The El Mirage deal, says county supervisor Carole Carpenter, betrays a commitment by west Valley communities--including El Mirage--to support regional landfills and to choose dump sites through consensus with citizen committees and environmental consultants. "This was a closed-door deal between lawyers that flies in the face of everything that has been going on for the past four years with the citizen siting process," Carpenter says. "It's absolutely unnecessary from the standpoint of landfill capacity and is located in an area that we looked at and rejected for environmental reasons very early on in our own process. The clear sentiment of the citizens in the area is that it is foolish to put a landfill anywhere near an existing river."
Even more galling, says deputy county engineer Wayne Collins, is that the whole effort to develop regional landfills "was triggered by El Mirage coming to us five years ago and asking for help in finding a new site so they could shut down Boyce and move forward with redevelopment plans for the area."
"Excuse my French," says Dick McComb, El Mirage city manager from 1986 until last March, "but that's total bullshit. We went to the county and the state and begged for help in shutting down [the Boyce] landfill. They left the city sitting out there by ourselves trying to close a landfill where there appeared to be clear violations of state and county health codes and they simply refused to take action."
Boyce's landfill has been accused by state and county officials of operating in flagrant violation of solid-waste and flood-control laws and is the target of a 1987 state lawsuit seeking its closure. That suit is expected to go to trial this summer, says assistant attorney general Jay Skardon.
The suit capped years of cat-and-mouse between Boyce and officials of the state, city and county over concern that the landfill poses an environmental threat because much of it lies in the channel of the Agua Fria. Boyce sued El Mirage in 1986 after the city enacted ordinances restricting the landfill's operation.

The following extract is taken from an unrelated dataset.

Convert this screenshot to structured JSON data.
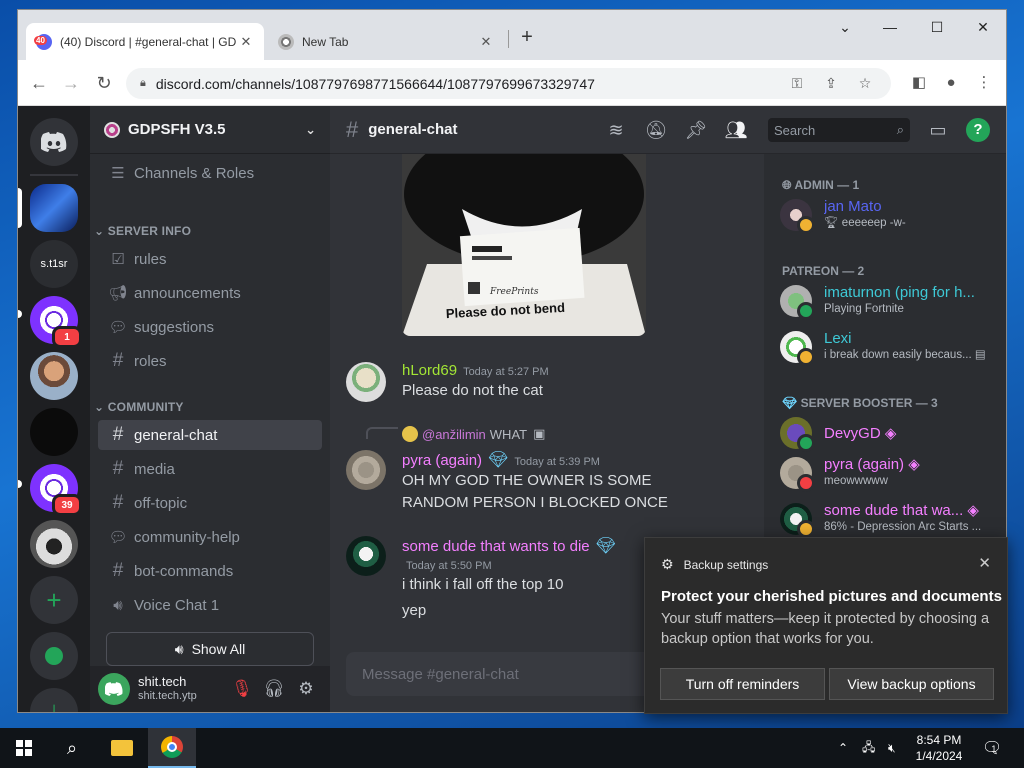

He also claimed the city breached an agreement to relocate his business.
Scott Lind, the current city manager of El Mirage, says the city saw Boyce's most recent proposal as a way out of the lawsuit, which was becoming increasingly expensive and for which the city is not insured. "The downside of losing the suit is that Boyce has a lease on 120 acres around his current site," Lind explains. "Considering the problems with the existing landfill and knowing his method of operating, we didn't want that forced on us. BFI is proposing to build a state- of-the-art facility, even better than the regional site."
Lind acknowledges that surrounding cities and landowners, large and small, are opposed to the BFI proposal, but he maintains El Mirage does not owe anybody anything. Far from receiving help from their neighbors on past issues, he says, "we're on our own. We always were."
BFI is not so bellicose. In fact, the company has hired powerful local lobbyists to try to drum up grassroots support. The lobbyists, including Alfredo Gutierrez and Rick DeGraw, have hired a handful of local people, at $12 an hour, to gather signatures on a petition calling for the closure of the Boyce landfill and, in an indirect way, endorsing the BFI proposal.
Carpenter says she hopes El Mirage can be persuaded to veto zoning for the BFI landfill, or that the state Department of Environmental Quality will deny an operating permit. She also says she's looking into legislation that would prevent cities from undermining regional solid-waste planning. "It's very difficult to make the citizen-based process work if, in the end, any town that wants to can flout that process," Carpenter says.